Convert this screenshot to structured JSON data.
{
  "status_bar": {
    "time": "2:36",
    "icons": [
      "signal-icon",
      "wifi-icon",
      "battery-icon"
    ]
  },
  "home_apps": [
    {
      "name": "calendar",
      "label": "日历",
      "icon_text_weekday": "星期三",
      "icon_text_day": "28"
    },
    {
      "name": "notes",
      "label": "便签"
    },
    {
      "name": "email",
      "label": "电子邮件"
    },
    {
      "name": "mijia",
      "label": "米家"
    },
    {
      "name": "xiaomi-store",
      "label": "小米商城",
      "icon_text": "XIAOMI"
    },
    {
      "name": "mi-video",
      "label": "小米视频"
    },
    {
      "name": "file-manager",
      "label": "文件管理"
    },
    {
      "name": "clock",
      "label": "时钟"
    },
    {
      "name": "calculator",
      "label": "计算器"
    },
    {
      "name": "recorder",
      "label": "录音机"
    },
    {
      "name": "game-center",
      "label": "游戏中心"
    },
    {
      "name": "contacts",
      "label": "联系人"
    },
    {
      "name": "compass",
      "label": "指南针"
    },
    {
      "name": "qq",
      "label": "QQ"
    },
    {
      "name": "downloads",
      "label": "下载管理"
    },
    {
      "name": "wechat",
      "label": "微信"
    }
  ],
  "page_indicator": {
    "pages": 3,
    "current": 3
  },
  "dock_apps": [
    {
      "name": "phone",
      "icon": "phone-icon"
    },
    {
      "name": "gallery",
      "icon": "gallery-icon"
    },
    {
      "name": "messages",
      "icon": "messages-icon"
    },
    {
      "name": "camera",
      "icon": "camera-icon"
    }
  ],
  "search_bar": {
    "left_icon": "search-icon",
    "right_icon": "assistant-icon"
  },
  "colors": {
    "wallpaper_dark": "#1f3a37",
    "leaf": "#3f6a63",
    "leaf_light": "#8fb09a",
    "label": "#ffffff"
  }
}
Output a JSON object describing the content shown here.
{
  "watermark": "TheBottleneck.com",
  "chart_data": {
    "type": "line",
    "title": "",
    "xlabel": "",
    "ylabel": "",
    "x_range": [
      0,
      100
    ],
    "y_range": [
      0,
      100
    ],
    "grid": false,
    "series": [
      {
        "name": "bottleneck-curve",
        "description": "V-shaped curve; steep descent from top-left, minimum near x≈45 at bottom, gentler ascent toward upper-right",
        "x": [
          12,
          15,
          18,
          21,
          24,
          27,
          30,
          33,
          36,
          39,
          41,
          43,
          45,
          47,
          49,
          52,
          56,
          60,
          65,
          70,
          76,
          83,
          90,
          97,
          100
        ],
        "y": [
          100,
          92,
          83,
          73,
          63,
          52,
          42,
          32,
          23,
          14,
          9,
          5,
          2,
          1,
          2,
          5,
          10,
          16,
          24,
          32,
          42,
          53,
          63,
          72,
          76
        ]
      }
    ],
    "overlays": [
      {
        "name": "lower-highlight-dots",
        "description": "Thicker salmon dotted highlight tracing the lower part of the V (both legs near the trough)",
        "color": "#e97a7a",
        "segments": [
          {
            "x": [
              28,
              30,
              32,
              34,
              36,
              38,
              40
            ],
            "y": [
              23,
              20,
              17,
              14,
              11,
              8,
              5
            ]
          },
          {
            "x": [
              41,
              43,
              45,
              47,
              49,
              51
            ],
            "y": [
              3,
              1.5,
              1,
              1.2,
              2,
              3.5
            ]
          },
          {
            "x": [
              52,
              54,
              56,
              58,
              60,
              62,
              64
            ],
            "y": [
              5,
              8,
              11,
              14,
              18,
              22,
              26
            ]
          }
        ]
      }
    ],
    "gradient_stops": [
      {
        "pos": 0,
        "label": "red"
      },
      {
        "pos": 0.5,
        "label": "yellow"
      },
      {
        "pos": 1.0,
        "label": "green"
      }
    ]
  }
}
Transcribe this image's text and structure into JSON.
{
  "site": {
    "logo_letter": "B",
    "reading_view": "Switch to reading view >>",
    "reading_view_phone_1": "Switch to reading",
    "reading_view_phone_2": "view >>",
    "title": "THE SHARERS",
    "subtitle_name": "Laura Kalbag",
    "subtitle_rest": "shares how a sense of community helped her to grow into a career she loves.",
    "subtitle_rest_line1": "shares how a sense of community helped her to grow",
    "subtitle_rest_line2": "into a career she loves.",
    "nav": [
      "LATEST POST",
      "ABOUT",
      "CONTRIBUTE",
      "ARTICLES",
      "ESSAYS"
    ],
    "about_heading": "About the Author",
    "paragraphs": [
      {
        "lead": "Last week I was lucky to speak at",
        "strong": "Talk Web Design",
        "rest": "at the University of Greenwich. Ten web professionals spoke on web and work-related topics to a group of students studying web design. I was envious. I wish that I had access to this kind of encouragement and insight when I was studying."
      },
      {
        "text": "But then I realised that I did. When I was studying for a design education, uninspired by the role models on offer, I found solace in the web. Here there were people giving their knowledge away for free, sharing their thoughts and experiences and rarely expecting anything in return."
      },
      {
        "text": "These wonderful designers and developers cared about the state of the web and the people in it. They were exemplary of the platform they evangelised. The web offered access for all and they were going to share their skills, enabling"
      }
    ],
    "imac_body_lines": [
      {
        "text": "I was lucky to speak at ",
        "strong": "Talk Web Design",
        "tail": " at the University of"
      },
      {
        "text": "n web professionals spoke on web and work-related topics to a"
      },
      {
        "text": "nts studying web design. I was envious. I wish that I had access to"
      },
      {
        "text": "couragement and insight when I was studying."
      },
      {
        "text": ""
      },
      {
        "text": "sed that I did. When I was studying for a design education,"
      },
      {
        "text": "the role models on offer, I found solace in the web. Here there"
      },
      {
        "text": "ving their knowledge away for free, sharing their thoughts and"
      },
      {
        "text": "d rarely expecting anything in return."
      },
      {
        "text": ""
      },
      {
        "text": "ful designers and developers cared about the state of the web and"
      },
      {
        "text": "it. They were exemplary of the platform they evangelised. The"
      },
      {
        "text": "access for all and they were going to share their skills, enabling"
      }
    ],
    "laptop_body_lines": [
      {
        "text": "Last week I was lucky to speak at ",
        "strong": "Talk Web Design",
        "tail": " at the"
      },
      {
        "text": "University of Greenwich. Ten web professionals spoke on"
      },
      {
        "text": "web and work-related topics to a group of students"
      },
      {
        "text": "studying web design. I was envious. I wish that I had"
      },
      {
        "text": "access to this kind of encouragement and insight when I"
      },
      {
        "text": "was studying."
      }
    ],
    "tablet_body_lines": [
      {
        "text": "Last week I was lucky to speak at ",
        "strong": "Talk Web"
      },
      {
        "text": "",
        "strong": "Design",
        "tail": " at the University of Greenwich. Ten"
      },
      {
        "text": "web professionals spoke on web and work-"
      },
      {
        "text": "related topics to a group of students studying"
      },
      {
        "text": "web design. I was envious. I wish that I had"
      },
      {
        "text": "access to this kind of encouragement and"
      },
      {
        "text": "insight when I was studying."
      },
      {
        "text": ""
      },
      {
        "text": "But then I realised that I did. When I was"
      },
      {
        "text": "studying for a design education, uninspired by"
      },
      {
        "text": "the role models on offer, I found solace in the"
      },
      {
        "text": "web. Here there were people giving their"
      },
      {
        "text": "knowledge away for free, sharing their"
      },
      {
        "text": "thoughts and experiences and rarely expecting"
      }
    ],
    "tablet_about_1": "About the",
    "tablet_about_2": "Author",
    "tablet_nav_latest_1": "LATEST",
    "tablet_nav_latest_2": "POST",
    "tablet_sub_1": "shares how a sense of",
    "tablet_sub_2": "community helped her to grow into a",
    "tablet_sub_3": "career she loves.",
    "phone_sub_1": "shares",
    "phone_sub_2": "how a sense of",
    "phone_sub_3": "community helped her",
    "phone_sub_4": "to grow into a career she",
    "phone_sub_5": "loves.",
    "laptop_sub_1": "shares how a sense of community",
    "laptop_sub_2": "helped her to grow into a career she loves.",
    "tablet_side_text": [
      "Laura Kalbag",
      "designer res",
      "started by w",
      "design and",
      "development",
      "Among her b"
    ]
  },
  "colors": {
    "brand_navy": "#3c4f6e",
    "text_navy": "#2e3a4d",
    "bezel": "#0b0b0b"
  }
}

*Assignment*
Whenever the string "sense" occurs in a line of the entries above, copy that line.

*Answer to the exercise*
    "subtitle_rest": "shares how a sense of community helped her to grow into a career she loves.",
    "subtitle_rest_line1": "shares how a sense of community helped her to grow",
    "tablet_sub_1": "shares how a sense of",
    "phone_sub_2": "how a sense of",
    "laptop_sub_1": "shares how a sense of community",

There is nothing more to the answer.